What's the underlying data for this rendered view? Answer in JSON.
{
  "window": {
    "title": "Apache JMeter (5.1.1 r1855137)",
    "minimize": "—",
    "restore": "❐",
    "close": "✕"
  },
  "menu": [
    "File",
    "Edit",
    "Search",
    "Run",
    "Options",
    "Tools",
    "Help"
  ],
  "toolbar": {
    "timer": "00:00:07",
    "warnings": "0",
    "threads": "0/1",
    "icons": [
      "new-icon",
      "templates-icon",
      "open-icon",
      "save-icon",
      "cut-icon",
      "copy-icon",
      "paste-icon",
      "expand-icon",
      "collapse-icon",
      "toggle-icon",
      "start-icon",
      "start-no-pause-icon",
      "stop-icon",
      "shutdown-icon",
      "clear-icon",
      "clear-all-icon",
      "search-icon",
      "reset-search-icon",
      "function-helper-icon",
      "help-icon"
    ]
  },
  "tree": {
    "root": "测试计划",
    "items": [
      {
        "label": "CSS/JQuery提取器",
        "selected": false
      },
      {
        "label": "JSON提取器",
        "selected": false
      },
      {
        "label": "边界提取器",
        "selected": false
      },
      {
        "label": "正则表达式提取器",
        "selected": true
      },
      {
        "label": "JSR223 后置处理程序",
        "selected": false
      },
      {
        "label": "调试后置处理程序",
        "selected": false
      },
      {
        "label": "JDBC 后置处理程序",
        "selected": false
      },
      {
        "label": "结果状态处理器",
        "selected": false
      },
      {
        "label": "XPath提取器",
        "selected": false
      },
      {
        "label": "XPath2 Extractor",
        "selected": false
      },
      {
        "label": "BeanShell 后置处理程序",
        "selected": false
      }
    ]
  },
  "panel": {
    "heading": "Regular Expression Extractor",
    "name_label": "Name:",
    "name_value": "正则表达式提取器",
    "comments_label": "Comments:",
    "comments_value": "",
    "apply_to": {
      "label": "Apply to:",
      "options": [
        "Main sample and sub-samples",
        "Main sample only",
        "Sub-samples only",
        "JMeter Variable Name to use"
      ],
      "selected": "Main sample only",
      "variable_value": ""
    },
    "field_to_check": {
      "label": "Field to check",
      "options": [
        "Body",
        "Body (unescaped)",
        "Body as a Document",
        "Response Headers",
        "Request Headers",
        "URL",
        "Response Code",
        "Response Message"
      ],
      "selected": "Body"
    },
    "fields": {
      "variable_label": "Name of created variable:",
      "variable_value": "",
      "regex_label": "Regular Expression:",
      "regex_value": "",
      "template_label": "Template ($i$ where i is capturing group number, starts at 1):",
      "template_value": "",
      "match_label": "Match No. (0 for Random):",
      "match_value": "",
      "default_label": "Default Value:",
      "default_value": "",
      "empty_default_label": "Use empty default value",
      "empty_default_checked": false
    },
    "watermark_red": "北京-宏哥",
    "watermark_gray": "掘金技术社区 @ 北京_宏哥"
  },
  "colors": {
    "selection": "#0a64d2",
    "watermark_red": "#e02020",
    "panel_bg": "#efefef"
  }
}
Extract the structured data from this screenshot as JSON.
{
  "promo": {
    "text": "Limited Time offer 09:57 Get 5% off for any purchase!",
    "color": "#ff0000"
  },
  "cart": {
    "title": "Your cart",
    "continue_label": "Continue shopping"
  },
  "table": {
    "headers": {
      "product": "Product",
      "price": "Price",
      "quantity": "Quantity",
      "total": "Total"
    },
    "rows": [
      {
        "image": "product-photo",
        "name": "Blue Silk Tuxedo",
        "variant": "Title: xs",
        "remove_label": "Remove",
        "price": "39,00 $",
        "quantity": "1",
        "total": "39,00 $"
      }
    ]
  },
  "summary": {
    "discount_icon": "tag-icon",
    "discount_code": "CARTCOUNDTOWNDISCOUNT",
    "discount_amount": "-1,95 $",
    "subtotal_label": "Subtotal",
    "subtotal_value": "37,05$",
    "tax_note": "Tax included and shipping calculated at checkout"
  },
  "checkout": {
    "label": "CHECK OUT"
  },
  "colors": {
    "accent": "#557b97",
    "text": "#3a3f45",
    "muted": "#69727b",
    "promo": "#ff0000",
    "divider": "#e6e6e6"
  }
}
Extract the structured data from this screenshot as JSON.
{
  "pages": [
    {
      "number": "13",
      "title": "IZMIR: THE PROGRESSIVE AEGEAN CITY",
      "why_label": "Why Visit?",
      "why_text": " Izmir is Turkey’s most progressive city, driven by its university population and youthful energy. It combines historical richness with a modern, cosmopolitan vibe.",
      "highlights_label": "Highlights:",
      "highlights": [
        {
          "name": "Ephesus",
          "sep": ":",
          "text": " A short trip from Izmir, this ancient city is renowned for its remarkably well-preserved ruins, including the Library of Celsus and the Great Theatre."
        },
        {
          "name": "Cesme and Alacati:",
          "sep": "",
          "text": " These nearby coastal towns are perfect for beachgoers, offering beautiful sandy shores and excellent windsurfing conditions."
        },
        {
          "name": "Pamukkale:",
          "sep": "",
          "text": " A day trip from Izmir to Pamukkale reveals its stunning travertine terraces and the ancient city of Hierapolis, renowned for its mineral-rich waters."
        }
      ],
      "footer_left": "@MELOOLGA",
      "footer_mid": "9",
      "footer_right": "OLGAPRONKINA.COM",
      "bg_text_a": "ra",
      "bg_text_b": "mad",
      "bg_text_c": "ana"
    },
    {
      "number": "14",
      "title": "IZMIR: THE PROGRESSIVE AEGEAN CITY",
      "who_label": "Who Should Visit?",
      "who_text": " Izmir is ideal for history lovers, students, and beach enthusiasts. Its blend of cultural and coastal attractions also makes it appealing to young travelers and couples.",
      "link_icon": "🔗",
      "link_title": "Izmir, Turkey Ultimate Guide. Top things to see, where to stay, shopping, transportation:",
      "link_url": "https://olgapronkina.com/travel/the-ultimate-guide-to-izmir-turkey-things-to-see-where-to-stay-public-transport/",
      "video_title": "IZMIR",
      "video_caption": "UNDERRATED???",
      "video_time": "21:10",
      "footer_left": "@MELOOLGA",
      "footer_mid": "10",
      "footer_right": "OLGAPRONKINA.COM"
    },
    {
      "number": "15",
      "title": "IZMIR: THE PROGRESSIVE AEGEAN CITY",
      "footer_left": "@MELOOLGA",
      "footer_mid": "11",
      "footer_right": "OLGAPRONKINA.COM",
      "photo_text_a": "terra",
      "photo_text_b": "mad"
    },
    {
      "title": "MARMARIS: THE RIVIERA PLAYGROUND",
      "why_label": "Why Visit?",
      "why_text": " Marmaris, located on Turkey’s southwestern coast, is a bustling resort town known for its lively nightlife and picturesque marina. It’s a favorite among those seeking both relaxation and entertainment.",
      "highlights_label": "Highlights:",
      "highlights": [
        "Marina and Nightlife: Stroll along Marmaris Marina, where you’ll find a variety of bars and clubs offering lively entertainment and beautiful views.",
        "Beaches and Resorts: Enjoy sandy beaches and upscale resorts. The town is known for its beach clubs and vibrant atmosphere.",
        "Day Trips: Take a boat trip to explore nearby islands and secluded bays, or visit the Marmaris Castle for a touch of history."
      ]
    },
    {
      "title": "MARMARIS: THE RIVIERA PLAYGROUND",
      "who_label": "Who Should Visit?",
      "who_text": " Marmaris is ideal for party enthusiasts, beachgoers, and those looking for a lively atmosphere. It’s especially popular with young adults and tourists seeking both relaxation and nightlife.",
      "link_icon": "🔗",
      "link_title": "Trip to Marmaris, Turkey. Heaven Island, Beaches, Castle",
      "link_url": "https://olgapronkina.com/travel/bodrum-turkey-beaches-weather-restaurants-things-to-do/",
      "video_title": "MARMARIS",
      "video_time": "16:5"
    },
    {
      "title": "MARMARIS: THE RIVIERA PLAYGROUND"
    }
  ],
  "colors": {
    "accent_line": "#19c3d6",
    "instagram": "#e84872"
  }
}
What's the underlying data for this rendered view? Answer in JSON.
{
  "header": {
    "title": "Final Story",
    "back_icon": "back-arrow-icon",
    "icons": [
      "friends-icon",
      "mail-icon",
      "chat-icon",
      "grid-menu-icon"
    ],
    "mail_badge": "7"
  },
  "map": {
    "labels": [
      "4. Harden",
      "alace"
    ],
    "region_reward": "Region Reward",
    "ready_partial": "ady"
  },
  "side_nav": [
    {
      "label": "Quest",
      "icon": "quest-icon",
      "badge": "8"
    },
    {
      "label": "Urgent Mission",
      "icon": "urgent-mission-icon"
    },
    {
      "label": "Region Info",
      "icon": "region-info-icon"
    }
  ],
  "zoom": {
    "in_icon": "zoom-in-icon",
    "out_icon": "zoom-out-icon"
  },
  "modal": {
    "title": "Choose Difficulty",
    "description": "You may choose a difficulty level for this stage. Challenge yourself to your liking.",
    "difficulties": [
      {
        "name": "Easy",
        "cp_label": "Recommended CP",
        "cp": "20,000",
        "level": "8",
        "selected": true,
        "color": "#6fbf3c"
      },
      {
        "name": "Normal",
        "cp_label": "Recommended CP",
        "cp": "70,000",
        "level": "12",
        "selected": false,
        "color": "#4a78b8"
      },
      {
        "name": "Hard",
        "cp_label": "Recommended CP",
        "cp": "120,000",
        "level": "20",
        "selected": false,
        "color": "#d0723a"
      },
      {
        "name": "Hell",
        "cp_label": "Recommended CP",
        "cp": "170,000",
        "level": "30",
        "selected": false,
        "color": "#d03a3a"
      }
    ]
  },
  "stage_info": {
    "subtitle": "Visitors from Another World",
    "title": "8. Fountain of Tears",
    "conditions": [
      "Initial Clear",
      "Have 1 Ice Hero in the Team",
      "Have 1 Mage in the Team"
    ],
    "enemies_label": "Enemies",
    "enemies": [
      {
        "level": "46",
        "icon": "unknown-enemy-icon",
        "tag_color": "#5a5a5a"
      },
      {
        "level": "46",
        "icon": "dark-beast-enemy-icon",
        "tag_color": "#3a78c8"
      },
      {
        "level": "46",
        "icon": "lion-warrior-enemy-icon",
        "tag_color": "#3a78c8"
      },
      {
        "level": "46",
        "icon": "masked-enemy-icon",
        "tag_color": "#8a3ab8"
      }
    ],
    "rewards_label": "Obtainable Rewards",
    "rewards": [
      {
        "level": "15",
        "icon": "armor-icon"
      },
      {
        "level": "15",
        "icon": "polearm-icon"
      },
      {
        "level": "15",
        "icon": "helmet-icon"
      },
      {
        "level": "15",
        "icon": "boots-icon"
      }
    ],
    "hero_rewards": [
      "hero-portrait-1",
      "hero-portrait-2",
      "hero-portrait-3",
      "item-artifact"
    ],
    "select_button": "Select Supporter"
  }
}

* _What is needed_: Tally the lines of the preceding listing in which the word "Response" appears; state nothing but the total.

* _Answer box_: 3